The key to possibly ever appreciating Itís All Crazy! Itís All False! Itís All a Dream! Itís Alright is for you to forget everything you ever thought you may have known about mewithoutYou. The band has seemingly tossed out all traces of Fugazi and Slint, the angst-ridden bleating of Aaron Weiss, and the frenetic, post-core pacing of its songs, and yet this is still most assuredly a mewithoutYou record. Lyrically, Aaron seems more Franciscan than ever, choosing to balance the passion of Donne with the pastoral pictures of Whitman, while the music has mellowed and matured to a fresh, folk-friendly depth, not unlike a well-crafted batch of bourbon. One could easily attribute these shifts to the production hand of Daniel Smith (of Danielson fame), as layered percussion, mandolins, horns and keys make their way onto the record, but these organic changes sound totally unforced and are quite welcome.
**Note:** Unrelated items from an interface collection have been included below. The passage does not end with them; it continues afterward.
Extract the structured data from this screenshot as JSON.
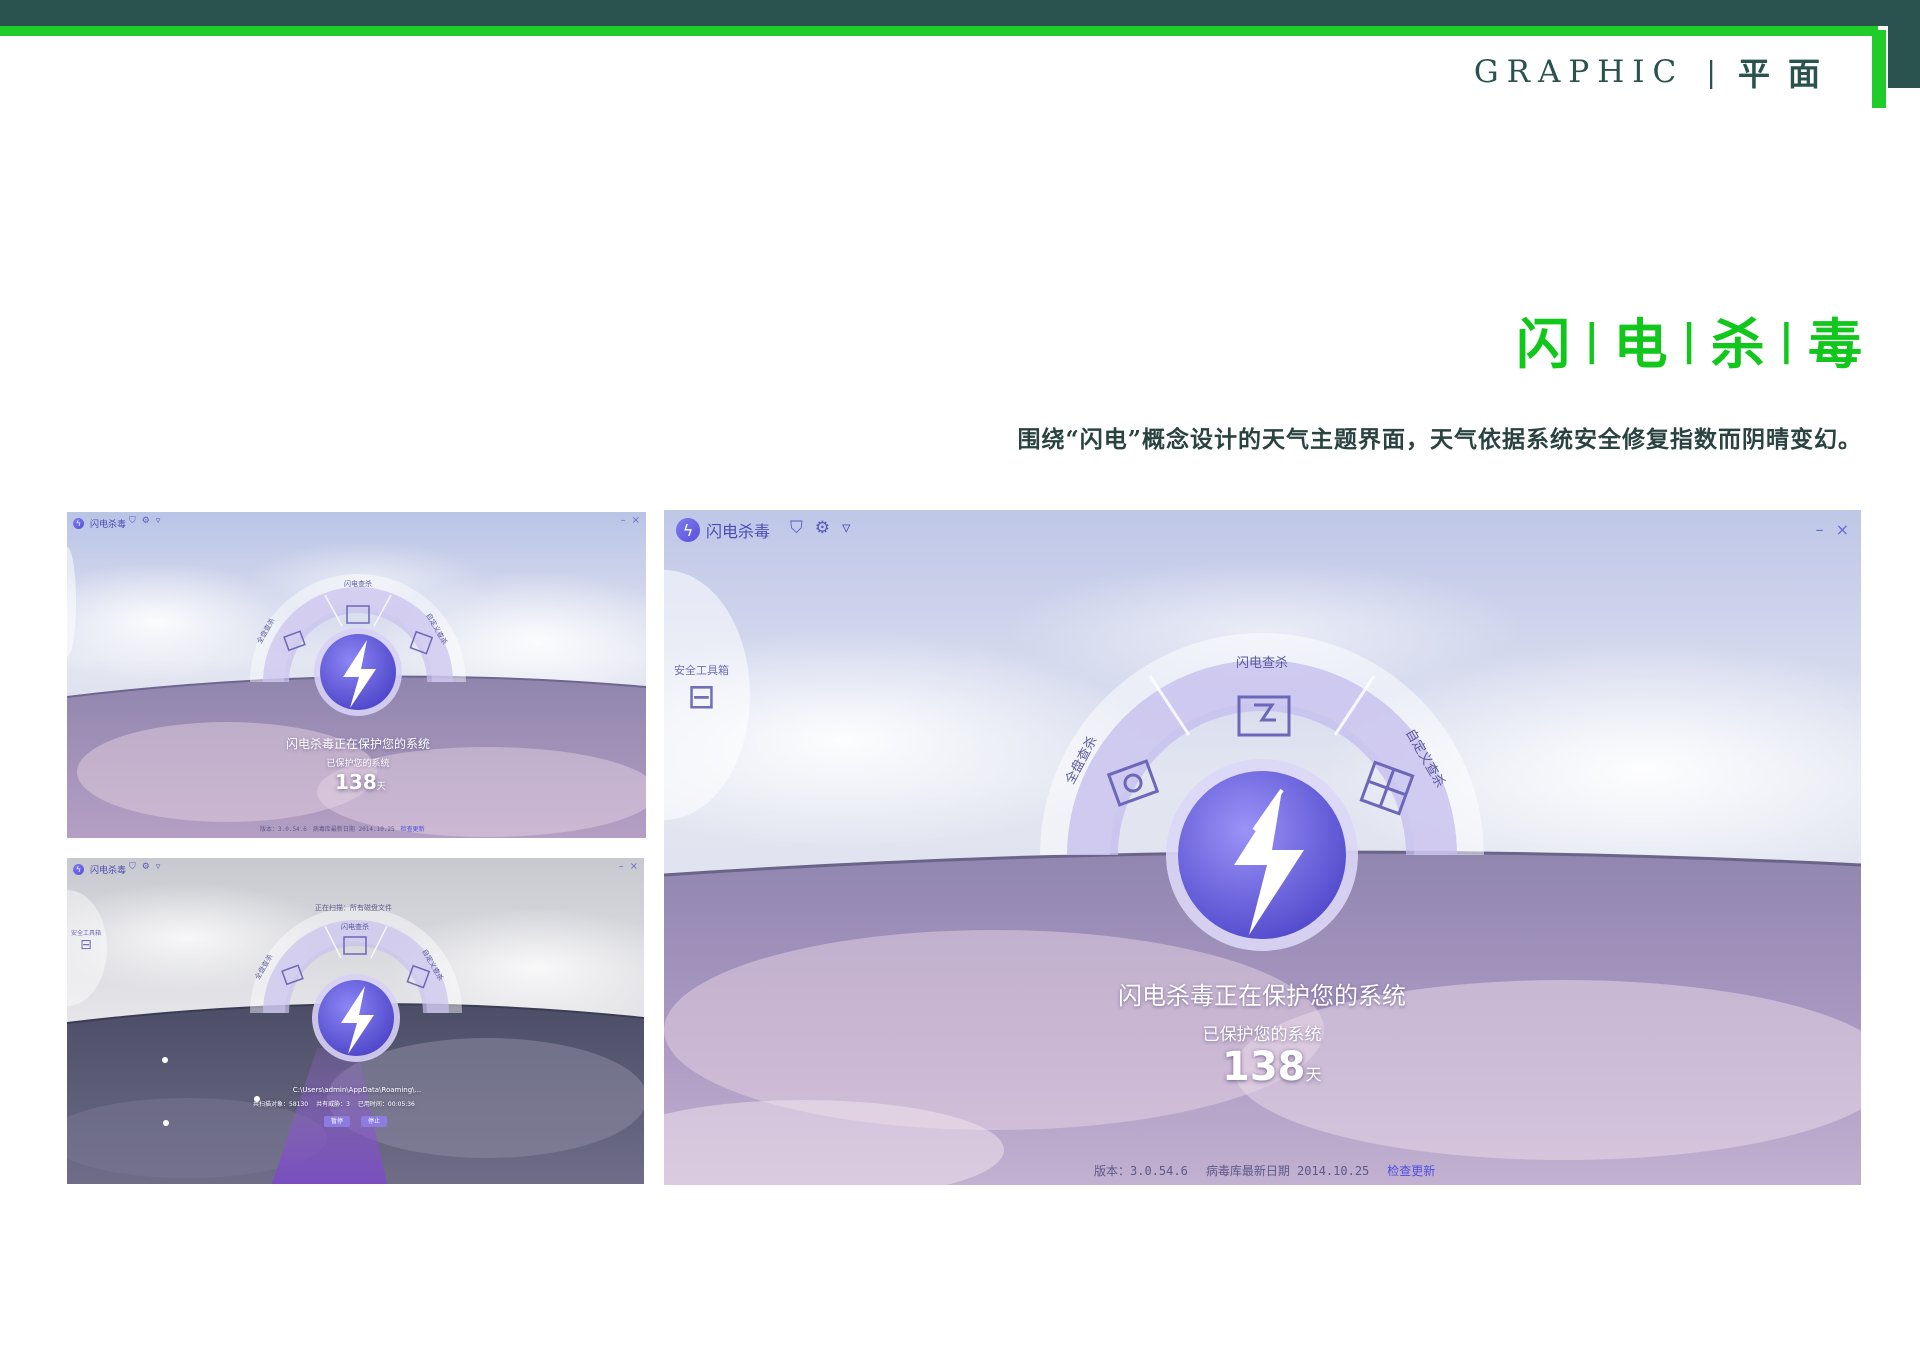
{
  "header": {
    "label_en": "GRAPHIC",
    "separator": "|",
    "label_cn": "平面"
  },
  "title": {
    "chars": [
      "闪",
      "电",
      "杀",
      "毒"
    ],
    "separator": "|"
  },
  "subtitle": "围绕“闪电”概念设计的天气主题界面，天气依据系统安全修复指数而阴晴变幻。",
  "app": {
    "name": "闪电杀毒",
    "toolbox": "安全工具箱",
    "segments": {
      "top": "闪电查杀",
      "left": "全盘查杀",
      "right": "自定义查杀"
    },
    "status_main": "闪电杀毒正在保护您的系统",
    "status_sub": "已保护您的系统",
    "days": "138",
    "days_unit": "天",
    "footer_version": "版本：3.0.54.6",
    "footer_db": "病毒库最新日期 2014.10.25",
    "footer_link": "检查更新",
    "win_min": "–",
    "win_close": "×"
  },
  "scan": {
    "title": "正在扫描：所有磁盘文件",
    "path": "C:\\Users\\admin\\AppData\\Roaming\\...",
    "stat_scanned": "共扫描对象：58130",
    "stat_found": "共有威胁：3",
    "stat_time": "已用时间：00:05:36",
    "btn_pause": "暂停",
    "btn_stop": "停止"
  },
  "colors": {
    "brand_green": "#12c71c",
    "dark_teal": "#2a5350",
    "accent_purple": "#6e66e8"
  }
}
Admittedly, there are times when I miss the emotional, rip-out-my-heart-to-watch-it-bleed fury of Catch For Us The Foxes, but with examples like ďThe Angel of Death Came to Davidís Room,Ē ďFig With a Bellyache,Ē and ďAllah, Allah, AllahĒ on hand, youíd be hard-pressed to claim that mewithoutYou still doesnít know how to create meaningful music. [Tooth & Nail] Adam P. Newton
This review has been reprinted on NRT with permission from HM Magazine. Click here to visit HMMagazine.com today!